---- Exercise input

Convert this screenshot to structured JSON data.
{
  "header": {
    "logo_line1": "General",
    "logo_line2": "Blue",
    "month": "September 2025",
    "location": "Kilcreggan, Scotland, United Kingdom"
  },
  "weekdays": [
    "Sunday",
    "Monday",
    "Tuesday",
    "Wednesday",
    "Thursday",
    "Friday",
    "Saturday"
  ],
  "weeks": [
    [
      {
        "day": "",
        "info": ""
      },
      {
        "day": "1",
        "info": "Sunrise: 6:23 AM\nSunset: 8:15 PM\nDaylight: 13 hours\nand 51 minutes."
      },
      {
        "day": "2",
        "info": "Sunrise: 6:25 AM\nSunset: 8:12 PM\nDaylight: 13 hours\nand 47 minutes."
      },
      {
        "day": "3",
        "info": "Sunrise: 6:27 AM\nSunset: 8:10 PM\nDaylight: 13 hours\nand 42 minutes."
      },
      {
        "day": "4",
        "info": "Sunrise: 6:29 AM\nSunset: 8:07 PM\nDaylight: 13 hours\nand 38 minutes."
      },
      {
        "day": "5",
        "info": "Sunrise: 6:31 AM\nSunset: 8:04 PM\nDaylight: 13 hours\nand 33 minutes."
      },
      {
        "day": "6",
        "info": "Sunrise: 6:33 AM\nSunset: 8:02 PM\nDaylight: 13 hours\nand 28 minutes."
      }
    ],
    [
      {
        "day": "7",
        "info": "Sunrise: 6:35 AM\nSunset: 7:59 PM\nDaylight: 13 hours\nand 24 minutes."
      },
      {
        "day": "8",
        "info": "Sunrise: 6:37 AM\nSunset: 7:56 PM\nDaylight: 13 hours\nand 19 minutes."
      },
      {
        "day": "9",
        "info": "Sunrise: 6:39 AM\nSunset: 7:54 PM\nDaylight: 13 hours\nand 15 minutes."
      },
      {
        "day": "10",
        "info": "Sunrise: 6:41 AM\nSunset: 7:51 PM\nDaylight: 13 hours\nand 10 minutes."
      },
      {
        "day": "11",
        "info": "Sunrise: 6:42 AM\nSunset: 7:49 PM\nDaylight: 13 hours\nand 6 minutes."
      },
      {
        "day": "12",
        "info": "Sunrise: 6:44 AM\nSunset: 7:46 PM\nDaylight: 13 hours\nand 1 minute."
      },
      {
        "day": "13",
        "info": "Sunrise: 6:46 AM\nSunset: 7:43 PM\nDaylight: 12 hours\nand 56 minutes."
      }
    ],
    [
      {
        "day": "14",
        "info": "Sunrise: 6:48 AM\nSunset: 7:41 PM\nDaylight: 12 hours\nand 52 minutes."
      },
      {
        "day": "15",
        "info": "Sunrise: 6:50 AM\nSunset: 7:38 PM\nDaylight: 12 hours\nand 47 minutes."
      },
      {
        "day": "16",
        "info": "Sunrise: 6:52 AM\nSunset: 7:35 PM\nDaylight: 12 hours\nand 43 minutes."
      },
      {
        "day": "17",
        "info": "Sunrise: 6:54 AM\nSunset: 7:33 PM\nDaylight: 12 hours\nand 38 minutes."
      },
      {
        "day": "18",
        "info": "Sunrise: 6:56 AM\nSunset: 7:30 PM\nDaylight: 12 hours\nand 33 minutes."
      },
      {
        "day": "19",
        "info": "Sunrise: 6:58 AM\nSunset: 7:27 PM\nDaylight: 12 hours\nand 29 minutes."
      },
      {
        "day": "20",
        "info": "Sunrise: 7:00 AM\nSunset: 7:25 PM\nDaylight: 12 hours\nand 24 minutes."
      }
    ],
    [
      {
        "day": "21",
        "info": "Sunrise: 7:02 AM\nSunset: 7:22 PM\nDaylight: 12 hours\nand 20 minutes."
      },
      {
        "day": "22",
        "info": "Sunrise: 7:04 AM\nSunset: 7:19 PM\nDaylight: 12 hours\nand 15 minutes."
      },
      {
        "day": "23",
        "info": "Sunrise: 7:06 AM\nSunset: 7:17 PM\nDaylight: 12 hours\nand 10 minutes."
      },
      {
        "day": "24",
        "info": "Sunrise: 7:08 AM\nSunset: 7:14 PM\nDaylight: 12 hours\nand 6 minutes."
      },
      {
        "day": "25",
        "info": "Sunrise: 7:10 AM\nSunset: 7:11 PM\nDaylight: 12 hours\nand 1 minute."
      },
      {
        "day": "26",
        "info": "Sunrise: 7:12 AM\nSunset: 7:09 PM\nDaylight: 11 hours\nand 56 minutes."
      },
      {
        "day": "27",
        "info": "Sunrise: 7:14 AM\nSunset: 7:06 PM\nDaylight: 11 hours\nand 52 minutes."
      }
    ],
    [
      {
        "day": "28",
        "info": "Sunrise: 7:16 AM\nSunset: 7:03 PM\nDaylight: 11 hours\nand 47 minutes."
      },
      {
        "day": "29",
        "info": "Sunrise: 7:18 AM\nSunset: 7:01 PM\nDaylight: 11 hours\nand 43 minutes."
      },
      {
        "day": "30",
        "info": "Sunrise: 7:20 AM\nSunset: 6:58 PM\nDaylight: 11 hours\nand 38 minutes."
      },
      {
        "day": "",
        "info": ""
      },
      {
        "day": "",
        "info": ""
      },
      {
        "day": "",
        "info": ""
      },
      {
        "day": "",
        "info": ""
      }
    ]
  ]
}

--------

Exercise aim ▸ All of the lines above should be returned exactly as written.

Result of the task ▸
Convert this screenshot to structured JSON data.
{
  "header": {
    "logo_line1": "General",
    "logo_line2": "Blue",
    "month": "September 2025",
    "location": "Kilcreggan, Scotland, United Kingdom"
  },
  "weekdays": [
    "Sunday",
    "Monday",
    "Tuesday",
    "Wednesday",
    "Thursday",
    "Friday",
    "Saturday"
  ],
  "weeks": [
    [
      {
        "day": "",
        "info": ""
      },
      {
        "day": "1",
        "info": "Sunrise: 6:23 AM\nSunset: 8:15 PM\nDaylight: 13 hours\nand 51 minutes."
      },
      {
        "day": "2",
        "info": "Sunrise: 6:25 AM\nSunset: 8:12 PM\nDaylight: 13 hours\nand 47 minutes."
      },
      {
        "day": "3",
        "info": "Sunrise: 6:27 AM\nSunset: 8:10 PM\nDaylight: 13 hours\nand 42 minutes."
      },
      {
        "day": "4",
        "info": "Sunrise: 6:29 AM\nSunset: 8:07 PM\nDaylight: 13 hours\nand 38 minutes."
      },
      {
        "day": "5",
        "info": "Sunrise: 6:31 AM\nSunset: 8:04 PM\nDaylight: 13 hours\nand 33 minutes."
      },
      {
        "day": "6",
        "info": "Sunrise: 6:33 AM\nSunset: 8:02 PM\nDaylight: 13 hours\nand 28 minutes."
      }
    ],
    [
      {
        "day": "7",
        "info": "Sunrise: 6:35 AM\nSunset: 7:59 PM\nDaylight: 13 hours\nand 24 minutes."
      },
      {
        "day": "8",
        "info": "Sunrise: 6:37 AM\nSunset: 7:56 PM\nDaylight: 13 hours\nand 19 minutes."
      },
      {
        "day": "9",
        "info": "Sunrise: 6:39 AM\nSunset: 7:54 PM\nDaylight: 13 hours\nand 15 minutes."
      },
      {
        "day": "10",
        "info": "Sunrise: 6:41 AM\nSunset: 7:51 PM\nDaylight: 13 hours\nand 10 minutes."
      },
      {
        "day": "11",
        "info": "Sunrise: 6:42 AM\nSunset: 7:49 PM\nDaylight: 13 hours\nand 6 minutes."
      },
      {
        "day": "12",
        "info": "Sunrise: 6:44 AM\nSunset: 7:46 PM\nDaylight: 13 hours\nand 1 minute."
      },
      {
        "day": "13",
        "info": "Sunrise: 6:46 AM\nSunset: 7:43 PM\nDaylight: 12 hours\nand 56 minutes."
      }
    ],
    [
      {
        "day": "14",
        "info": "Sunrise: 6:48 AM\nSunset: 7:41 PM\nDaylight: 12 hours\nand 52 minutes."
      },
      {
        "day": "15",
        "info": "Sunrise: 6:50 AM\nSunset: 7:38 PM\nDaylight: 12 hours\nand 47 minutes."
      },
      {
        "day": "16",
        "info": "Sunrise: 6:52 AM\nSunset: 7:35 PM\nDaylight: 12 hours\nand 43 minutes."
      },
      {
        "day": "17",
        "info": "Sunrise: 6:54 AM\nSunset: 7:33 PM\nDaylight: 12 hours\nand 38 minutes."
      },
      {
        "day": "18",
        "info": "Sunrise: 6:56 AM\nSunset: 7:30 PM\nDaylight: 12 hours\nand 33 minutes."
      },
      {
        "day": "19",
        "info": "Sunrise: 6:58 AM\nSunset: 7:27 PM\nDaylight: 12 hours\nand 29 minutes."
      },
      {
        "day": "20",
        "info": "Sunrise: 7:00 AM\nSunset: 7:25 PM\nDaylight: 12 hours\nand 24 minutes."
      }
    ],
    [
      {
        "day": "21",
        "info": "Sunrise: 7:02 AM\nSunset: 7:22 PM\nDaylight: 12 hours\nand 20 minutes."
      },
      {
        "day": "22",
        "info": "Sunrise: 7:04 AM\nSunset: 7:19 PM\nDaylight: 12 hours\nand 15 minutes."
      },
      {
        "day": "23",
        "info": "Sunrise: 7:06 AM\nSunset: 7:17 PM\nDaylight: 12 hours\nand 10 minutes."
      },
      {
        "day": "24",
        "info": "Sunrise: 7:08 AM\nSunset: 7:14 PM\nDaylight: 12 hours\nand 6 minutes."
      },
      {
        "day": "25",
        "info": "Sunrise: 7:10 AM\nSunset: 7:11 PM\nDaylight: 12 hours\nand 1 minute."
      },
      {
        "day": "26",
        "info": "Sunrise: 7:12 AM\nSunset: 7:09 PM\nDaylight: 11 hours\nand 56 minutes."
      },
      {
        "day": "27",
        "info": "Sunrise: 7:14 AM\nSunset: 7:06 PM\nDaylight: 11 hours\nand 52 minutes."
      }
    ],
    [
      {
        "day": "28",
        "info": "Sunrise: 7:16 AM\nSunset: 7:03 PM\nDaylight: 11 hours\nand 47 minutes."
      },
      {
        "day": "29",
        "info": "Sunrise: 7:18 AM\nSunset: 7:01 PM\nDaylight: 11 hours\nand 43 minutes."
      },
      {
        "day": "30",
        "info": "Sunrise: 7:20 AM\nSunset: 6:58 PM\nDaylight: 11 hours\nand 38 minutes."
      },
      {
        "day": "",
        "info": ""
      },
      {
        "day": "",
        "info": ""
      },
      {
        "day": "",
        "info": ""
      },
      {
        "day": "",
        "info": ""
      }
    ]
  ]
}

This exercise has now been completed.